### [WHAT IS REQUIRED]
Every entry needs to be duplicated exactly.

-*-

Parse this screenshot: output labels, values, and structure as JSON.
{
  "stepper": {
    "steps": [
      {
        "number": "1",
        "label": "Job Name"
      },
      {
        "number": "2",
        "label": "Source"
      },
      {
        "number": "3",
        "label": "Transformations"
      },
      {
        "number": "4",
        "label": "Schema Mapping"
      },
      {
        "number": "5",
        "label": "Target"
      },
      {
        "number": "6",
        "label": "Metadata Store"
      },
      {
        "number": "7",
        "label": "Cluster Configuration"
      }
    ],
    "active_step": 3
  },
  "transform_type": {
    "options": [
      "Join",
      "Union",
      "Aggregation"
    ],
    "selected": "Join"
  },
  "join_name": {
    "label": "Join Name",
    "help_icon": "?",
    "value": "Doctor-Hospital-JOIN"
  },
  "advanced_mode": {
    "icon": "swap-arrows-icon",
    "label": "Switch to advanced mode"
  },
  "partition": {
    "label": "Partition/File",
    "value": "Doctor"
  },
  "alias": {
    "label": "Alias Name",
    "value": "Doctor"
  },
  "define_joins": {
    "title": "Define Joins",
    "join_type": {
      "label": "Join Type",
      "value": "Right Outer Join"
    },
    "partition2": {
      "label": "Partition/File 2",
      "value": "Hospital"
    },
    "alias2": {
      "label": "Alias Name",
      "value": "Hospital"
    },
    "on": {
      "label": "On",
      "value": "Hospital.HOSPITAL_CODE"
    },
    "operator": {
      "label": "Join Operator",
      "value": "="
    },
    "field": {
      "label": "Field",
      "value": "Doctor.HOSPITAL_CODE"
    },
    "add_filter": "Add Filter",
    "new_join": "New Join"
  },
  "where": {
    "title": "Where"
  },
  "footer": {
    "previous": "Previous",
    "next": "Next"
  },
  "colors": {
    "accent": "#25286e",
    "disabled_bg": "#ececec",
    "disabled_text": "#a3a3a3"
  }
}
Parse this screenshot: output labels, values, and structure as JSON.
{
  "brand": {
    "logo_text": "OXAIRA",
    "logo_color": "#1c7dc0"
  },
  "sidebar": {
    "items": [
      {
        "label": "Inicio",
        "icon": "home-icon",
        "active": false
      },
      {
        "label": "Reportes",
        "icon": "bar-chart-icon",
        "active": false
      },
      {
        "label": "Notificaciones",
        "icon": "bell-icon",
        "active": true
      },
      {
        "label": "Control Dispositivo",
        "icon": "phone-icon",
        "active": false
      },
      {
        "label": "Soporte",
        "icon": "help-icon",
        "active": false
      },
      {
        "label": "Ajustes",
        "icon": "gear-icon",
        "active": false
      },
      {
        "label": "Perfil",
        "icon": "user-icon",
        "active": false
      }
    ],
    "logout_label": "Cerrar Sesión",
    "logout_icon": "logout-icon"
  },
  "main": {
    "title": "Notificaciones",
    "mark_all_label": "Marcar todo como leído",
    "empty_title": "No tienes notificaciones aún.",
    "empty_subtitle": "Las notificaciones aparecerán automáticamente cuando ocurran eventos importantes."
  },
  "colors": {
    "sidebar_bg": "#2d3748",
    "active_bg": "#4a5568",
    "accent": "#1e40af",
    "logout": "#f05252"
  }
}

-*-

### [RESPONSE BELOW]
Parse this screenshot: output labels, values, and structure as JSON.
{
  "stepper": {
    "steps": [
      {
        "number": "1",
        "label": "Job Name"
      },
      {
        "number": "2",
        "label": "Source"
      },
      {
        "number": "3",
        "label": "Transformations"
      },
      {
        "number": "4",
        "label": "Schema Mapping"
      },
      {
        "number": "5",
        "label": "Target"
      },
      {
        "number": "6",
        "label": "Metadata Store"
      },
      {
        "number": "7",
        "label": "Cluster Configuration"
      }
    ],
    "active_step": 3
  },
  "transform_type": {
    "options": [
      "Join",
      "Union",
      "Aggregation"
    ],
    "selected": "Join"
  },
  "join_name": {
    "label": "Join Name",
    "help_icon": "?",
    "value": "Doctor-Hospital-JOIN"
  },
  "advanced_mode": {
    "icon": "swap-arrows-icon",
    "label": "Switch to advanced mode"
  },
  "partition": {
    "label": "Partition/File",
    "value": "Doctor"
  },
  "alias": {
    "label": "Alias Name",
    "value": "Doctor"
  },
  "define_joins": {
    "title": "Define Joins",
    "join_type": {
      "label": "Join Type",
      "value": "Right Outer Join"
    },
    "partition2": {
      "label": "Partition/File 2",
      "value": "Hospital"
    },
    "alias2": {
      "label": "Alias Name",
      "value": "Hospital"
    },
    "on": {
      "label": "On",
      "value": "Hospital.HOSPITAL_CODE"
    },
    "operator": {
      "label": "Join Operator",
      "value": "="
    },
    "field": {
      "label": "Field",
      "value": "Doctor.HOSPITAL_CODE"
    },
    "add_filter": "Add Filter",
    "new_join": "New Join"
  },
  "where": {
    "title": "Where"
  },
  "footer": {
    "previous": "Previous",
    "next": "Next"
  },
  "colors": {
    "accent": "#25286e",
    "disabled_bg": "#ececec",
    "disabled_text": "#a3a3a3"
  }
}
Parse this screenshot: output labels, values, and structure as JSON.
{
  "brand": {
    "logo_text": "OXAIRA",
    "logo_color": "#1c7dc0"
  },
  "sidebar": {
    "items": [
      {
        "label": "Inicio",
        "icon": "home-icon",
        "active": false
      },
      {
        "label": "Reportes",
        "icon": "bar-chart-icon",
        "active": false
      },
      {
        "label": "Notificaciones",
        "icon": "bell-icon",
        "active": true
      },
      {
        "label": "Control Dispositivo",
        "icon": "phone-icon",
        "active": false
      },
      {
        "label": "Soporte",
        "icon": "help-icon",
        "active": false
      },
      {
        "label": "Ajustes",
        "icon": "gear-icon",
        "active": false
      },
      {
        "label": "Perfil",
        "icon": "user-icon",
        "active": false
      }
    ],
    "logout_label": "Cerrar Sesión",
    "logout_icon": "logout-icon"
  },
  "main": {
    "title": "Notificaciones",
    "mark_all_label": "Marcar todo como leído",
    "empty_title": "No tienes notificaciones aún.",
    "empty_subtitle": "Las notificaciones aparecerán automáticamente cuando ocurran eventos importantes."
  },
  "colors": {
    "sidebar_bg": "#2d3748",
    "active_bg": "#4a5568",
    "accent": "#1e40af",
    "logout": "#f05252"
  }
}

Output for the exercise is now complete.